Spain: The Land of A Million Languages, Highlines in Caves, and Toll Road Stations (AKA, DON'T Road Trip In Spain, But DO go cave-exploring)

After an amazing week in Slovenia with the most loving family the includes one of the best cooks I've met in my life, the Junior World Champion at accordion, and awesome red wine made 20 minutes away by a friend of theirs, Mickey and I returned Skye's rental car to Milan for him as he was in the psychiatric hospital in Ljubljana. From Milano we flew to Spain, and now addicted to driving around Europe (though not addicted to the price of gasoline), we rented another car in Spain, and spent the next week essentially slacklining all over the country. We started off in Barcelona, where, by the way, the technically "accepted" language is Catalonian, not Spanish, but it's very similar to Spanish. From Barcelona we drove to Bilbao, part of the Basque Country of Spain, where, by the way, they speak Basque. Basque, however, is absolutely NOTHING like Spanish. In fact, Basque is recognized as one of the oldest surviving languages in the world, and linguists think it dates back to a time before even the development of Indo-European Languages (that is, languages that probably at least 60% of the population of the world speak today). Our time in Bilbao was probably by far one of the coolest experiences of our trip. There was a group of highliners that set up three lines at a really cool spot, INSIDE a cave. Well, the first highline was technically on top of the gaping hole in the earth, but the second two, you have to climb down into the cave, and they are actually covered by the top lip of the cave, so it's perfect for a rainy day. We actually went exploring around one of the tiny crevices in the larger cave, and in one of the chambers, we saw a bunch of bats hanging upside down, sleeping. After two knee injuries, neither Mickey and I were totally on our game, but still had a ton of fun.

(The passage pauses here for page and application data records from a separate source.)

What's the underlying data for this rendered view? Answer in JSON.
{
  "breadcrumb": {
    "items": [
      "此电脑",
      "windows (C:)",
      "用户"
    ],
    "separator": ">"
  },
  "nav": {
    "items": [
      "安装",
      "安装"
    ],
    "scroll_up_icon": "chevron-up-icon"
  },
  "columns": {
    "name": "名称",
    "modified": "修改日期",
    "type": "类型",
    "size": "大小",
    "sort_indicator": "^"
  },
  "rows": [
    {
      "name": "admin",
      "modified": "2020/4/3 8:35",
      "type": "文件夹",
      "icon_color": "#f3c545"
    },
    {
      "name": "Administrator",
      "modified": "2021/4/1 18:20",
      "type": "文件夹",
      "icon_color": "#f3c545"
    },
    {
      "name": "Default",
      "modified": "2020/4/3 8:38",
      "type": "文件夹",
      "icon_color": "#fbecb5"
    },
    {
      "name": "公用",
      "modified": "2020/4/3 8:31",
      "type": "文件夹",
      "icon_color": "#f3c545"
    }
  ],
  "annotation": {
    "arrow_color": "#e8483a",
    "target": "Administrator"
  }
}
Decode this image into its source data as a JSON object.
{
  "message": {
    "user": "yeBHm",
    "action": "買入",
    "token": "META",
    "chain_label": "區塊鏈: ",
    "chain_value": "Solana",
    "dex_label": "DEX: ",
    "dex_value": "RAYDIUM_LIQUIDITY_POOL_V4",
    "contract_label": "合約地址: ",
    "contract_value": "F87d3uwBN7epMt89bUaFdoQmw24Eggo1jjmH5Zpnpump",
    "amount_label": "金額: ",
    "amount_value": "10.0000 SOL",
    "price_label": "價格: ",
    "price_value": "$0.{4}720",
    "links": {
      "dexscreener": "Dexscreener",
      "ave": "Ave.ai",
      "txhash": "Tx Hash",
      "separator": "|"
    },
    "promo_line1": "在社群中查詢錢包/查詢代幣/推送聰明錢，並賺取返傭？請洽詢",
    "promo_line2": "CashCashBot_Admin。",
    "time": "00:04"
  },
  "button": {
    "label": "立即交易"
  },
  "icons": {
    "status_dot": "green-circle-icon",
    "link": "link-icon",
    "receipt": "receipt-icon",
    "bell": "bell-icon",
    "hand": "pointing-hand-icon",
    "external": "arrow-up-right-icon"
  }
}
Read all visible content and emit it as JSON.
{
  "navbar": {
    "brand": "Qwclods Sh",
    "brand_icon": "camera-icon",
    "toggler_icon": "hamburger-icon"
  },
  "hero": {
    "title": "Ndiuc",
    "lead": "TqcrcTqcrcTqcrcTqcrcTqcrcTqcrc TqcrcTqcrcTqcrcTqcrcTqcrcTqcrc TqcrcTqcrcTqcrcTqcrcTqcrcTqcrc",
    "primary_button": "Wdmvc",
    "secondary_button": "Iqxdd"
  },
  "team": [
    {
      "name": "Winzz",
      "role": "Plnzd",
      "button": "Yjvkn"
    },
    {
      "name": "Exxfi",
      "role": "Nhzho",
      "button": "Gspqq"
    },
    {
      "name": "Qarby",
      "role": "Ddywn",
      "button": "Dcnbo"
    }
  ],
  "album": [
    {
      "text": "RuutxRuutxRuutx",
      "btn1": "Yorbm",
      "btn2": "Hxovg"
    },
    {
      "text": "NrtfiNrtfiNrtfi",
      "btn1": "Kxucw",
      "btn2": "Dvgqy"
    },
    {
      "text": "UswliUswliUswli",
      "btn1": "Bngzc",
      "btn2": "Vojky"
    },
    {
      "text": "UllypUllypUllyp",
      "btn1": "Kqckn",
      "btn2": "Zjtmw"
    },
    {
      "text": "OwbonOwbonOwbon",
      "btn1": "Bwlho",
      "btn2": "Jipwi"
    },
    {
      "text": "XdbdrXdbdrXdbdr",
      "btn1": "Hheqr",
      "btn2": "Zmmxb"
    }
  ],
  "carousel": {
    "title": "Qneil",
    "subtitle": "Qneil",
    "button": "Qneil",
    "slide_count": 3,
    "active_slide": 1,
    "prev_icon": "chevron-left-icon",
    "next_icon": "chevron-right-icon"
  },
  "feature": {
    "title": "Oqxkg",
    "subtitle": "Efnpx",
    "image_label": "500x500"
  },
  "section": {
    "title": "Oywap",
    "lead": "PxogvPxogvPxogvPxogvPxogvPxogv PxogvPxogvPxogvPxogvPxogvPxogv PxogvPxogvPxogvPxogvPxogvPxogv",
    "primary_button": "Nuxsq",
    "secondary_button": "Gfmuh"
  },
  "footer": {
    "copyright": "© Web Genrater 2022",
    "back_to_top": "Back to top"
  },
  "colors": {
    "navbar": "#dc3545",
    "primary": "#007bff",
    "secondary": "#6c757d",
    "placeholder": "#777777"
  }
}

Anyways, I'm now nearing the end of my 23 hour travel experience that included dropping off our rental car at the Barcelona airport, taking a flight from Barcelona to Paris, losing all the gifts I bought for people in Barcelona on the airplane, a flight from Paris to Reykjavik, and now a seven and a half hour flight from Reykjavik to Denver. I really have no idea what I'm going back to - currently no job, no place to live, and no plan. My only plans are that I now have a one month yoga teacher training scheduled for this summer in Hawaii with a long time yoga/life mentor of mine. Nonetheless, I'm really excited to be home, and can't wait to see all of you!